**** Provided material ****
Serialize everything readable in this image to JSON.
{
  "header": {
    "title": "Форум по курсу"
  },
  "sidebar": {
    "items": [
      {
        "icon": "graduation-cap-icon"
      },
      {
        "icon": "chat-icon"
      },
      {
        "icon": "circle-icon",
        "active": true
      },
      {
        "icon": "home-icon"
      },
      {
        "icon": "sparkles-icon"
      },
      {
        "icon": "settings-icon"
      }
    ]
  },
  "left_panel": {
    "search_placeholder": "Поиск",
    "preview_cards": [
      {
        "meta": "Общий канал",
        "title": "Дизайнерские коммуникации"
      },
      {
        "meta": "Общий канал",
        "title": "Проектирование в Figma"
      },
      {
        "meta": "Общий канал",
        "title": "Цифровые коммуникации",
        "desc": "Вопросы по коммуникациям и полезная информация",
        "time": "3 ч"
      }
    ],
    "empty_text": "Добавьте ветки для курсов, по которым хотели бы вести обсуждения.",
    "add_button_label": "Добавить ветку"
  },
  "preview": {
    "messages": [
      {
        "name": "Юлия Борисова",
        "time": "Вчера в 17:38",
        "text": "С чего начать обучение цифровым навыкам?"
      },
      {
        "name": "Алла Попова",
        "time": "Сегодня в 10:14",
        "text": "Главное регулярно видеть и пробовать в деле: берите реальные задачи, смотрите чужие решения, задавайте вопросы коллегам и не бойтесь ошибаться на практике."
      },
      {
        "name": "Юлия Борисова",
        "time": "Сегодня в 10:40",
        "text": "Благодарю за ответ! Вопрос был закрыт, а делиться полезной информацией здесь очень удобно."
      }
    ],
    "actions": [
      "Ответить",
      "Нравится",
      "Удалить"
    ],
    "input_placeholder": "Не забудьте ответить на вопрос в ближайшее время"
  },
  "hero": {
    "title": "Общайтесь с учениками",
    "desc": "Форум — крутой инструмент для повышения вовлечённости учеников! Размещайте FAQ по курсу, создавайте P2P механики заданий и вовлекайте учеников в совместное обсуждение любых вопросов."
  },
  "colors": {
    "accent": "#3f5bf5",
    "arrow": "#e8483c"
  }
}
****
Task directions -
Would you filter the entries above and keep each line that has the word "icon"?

Exercise response -
        "icon": "graduation-cap-icon"
        "icon": "chat-icon"
        "icon": "circle-icon",
        "icon": "home-icon"
        "icon": "sparkles-icon"
        "icon": "settings-icon"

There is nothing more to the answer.